**ENTRIES PROVIDED:**
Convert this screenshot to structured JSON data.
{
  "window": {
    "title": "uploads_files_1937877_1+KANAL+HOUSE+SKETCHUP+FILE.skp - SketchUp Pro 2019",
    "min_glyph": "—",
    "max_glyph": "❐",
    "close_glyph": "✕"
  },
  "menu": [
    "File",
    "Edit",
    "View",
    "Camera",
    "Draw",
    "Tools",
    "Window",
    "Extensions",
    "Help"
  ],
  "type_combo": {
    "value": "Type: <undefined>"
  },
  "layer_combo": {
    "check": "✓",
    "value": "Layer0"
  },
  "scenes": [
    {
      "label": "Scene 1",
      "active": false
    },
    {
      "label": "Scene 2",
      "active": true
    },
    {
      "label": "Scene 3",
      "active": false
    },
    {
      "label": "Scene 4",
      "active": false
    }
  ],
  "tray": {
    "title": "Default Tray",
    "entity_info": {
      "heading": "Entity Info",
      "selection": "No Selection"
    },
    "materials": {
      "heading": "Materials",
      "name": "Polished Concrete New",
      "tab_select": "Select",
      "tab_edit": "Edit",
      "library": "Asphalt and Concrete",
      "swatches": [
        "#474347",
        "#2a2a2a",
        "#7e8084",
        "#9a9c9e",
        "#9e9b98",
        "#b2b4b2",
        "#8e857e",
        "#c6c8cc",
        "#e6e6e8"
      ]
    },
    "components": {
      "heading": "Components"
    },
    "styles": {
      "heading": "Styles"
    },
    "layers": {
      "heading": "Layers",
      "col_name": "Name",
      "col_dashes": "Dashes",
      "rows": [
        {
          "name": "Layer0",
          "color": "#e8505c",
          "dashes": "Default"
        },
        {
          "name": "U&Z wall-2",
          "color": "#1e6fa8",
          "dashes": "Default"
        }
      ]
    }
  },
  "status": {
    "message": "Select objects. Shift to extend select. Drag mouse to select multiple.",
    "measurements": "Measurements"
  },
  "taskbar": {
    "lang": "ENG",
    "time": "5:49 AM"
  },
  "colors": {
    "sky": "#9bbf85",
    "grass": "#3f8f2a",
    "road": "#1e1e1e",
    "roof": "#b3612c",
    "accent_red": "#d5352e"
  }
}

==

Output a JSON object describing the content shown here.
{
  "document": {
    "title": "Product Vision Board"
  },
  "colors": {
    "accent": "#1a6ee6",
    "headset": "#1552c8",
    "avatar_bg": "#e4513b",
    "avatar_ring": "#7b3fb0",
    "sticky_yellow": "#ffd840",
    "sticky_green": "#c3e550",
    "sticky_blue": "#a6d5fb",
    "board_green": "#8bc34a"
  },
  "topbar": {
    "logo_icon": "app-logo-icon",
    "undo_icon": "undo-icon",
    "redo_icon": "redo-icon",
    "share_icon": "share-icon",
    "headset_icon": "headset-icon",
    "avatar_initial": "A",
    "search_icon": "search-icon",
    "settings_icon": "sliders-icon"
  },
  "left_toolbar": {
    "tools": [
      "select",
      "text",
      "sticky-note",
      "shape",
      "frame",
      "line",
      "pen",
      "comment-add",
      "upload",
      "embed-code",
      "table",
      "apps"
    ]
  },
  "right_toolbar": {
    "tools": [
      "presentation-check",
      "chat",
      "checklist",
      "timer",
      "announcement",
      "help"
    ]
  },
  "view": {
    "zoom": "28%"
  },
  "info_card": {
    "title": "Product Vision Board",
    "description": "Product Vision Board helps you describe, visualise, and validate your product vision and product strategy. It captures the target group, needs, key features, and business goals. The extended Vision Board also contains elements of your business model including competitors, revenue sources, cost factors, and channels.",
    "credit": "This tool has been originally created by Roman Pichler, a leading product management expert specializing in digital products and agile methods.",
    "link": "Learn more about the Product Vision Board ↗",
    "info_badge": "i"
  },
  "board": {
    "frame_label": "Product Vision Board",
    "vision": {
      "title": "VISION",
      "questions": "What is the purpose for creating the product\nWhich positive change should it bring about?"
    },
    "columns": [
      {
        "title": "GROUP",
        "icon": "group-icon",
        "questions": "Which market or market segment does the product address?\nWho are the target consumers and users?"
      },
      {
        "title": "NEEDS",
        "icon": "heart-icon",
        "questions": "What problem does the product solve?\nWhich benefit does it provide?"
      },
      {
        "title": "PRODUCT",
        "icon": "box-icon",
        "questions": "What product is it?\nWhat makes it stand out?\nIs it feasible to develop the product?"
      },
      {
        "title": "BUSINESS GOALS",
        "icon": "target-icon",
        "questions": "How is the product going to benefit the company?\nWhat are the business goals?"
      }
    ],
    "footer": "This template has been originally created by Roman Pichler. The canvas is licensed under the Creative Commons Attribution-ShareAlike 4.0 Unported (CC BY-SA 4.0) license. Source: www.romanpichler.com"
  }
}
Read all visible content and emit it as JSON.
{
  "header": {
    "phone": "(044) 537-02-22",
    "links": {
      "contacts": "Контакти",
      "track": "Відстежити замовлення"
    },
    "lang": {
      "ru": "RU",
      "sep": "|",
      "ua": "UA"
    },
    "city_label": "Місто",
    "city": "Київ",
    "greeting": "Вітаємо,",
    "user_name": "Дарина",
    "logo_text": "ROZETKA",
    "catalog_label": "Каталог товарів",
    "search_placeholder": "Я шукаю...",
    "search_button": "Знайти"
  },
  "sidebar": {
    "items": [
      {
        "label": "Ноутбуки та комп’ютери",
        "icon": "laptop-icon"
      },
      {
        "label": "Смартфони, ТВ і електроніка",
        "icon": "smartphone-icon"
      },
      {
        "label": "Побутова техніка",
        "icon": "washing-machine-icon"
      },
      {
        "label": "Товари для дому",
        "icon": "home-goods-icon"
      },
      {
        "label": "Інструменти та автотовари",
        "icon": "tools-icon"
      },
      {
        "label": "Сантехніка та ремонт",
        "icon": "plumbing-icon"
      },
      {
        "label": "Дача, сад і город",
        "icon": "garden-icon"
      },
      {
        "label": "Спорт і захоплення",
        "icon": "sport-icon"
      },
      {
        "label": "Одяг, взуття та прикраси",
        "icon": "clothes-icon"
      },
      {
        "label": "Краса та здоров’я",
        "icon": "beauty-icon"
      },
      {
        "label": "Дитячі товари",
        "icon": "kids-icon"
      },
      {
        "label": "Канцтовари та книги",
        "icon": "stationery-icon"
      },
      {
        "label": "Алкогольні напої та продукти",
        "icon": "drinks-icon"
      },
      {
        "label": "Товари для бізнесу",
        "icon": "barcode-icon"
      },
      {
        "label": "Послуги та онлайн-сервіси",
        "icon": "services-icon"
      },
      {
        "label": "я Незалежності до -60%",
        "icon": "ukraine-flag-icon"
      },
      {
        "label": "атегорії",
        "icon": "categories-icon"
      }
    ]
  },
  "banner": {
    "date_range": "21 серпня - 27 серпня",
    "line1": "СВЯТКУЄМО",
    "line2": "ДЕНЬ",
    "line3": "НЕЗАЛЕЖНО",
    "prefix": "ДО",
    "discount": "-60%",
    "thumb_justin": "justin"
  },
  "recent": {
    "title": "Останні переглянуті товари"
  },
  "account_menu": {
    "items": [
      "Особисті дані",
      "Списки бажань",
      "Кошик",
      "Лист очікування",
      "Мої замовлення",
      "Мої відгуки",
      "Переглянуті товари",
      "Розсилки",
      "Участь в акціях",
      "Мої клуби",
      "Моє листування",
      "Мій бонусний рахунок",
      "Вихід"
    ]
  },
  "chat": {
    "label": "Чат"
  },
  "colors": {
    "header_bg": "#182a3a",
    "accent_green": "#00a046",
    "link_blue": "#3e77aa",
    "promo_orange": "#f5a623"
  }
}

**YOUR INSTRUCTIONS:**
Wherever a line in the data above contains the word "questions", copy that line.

**SOLUTION TO THIS EXERCISE:**
      "questions": "What is the purpose for creating the product\nWhich positive change should it bring about?"
        "questions": "Which market or market segment does the product address?\nWho are the target consumers and users?"
        "questions": "What problem does the product solve?\nWhich benefit does it provide?"
        "questions": "What product is it?\nWhat makes it stand out?\nIs it feasible to develop the product?"
        "questions": "How is the product going to benefit the company?\nWhat are the business goals?"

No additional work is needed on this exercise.